Hunter believes more funding into rehabilitation will help reduce the rising crime rate.
Theft in Penticton ‘skyrockets’
In a report to council Hunter explained that calls for service are up eight per cent compared to the 2019 first quarter, but some areas including theft from vehicles is up 38 per cent.
Culprits, Hunter explained, will walk through neighbourhoods and lift door handles. Leaving vehicles locked, he said, would do a lot to help the police fight this. However, he said recidivism in the community remains a problem.
The Western News previously reported that in the Penticton Municipal Detachment, there was a 62 per cent increase in break and enter of businesses, at 76 compared to 47, in the fourth quarter last year. This is a seven per cent increase compared to the 2019 first quarter.
Compared to this period last year, theft from vehicles jumped 45 per cent, from 154 to 223. The most calls for service in Penticton during 2020’s first quarter was theft, at 441.
RCMP have found that Ford F250 and F350 trucks are being targeted for vehicle theft.
“There’s the big uptick in the stolen trucks, the pursuits, and ramming of police officers. It’s not good,” said Hunter.
Coun. Jake Kimberley asked Supt. Hunter if he would follow suit regarding what he referenced as an initiative established by the previous superintendent.
“That if you leave your vehicle unlocked, then they’re not going to inquire as to what’s been stolen out of the vehicle, simply because it’s your negligence for leaving it unlocked. Are you going to follow that practice?”
Hunter said they will not follow that initiative.
“We’re human beings… it’s still a crime when it’s not a locked vehicle,” he said. “That might be the missing piece of the puzzle. We want people to call that stuff in.”
Hunter referenced the recently established online crime reporting tool which he says helps officers with these kind of files.
Domestic violence numbers ‘close to the same’
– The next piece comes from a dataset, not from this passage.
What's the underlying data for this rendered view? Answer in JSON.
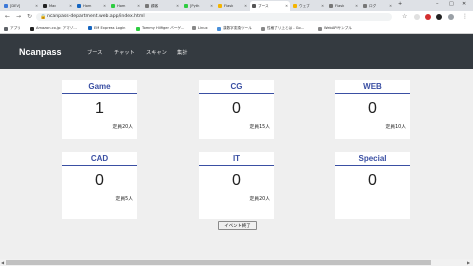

Hunter explained that domestic violence calls have remained close to the same, but was later questioned by Coun. Judy Sentes who queried why she is hearing from agencies dealing with domestic violence that they are swamped by the uptick.
The superintendent believes the quarterly report will be a real tell on these numbers. He said RCMP have an excellent working relationship with services including mental health.
Superintendent Hunter will return to city council again in July for his second quarter report.
|Reported crime in the South Okanagan is up 14 per cent, according to the first quarter RCMP report. (RCMP)|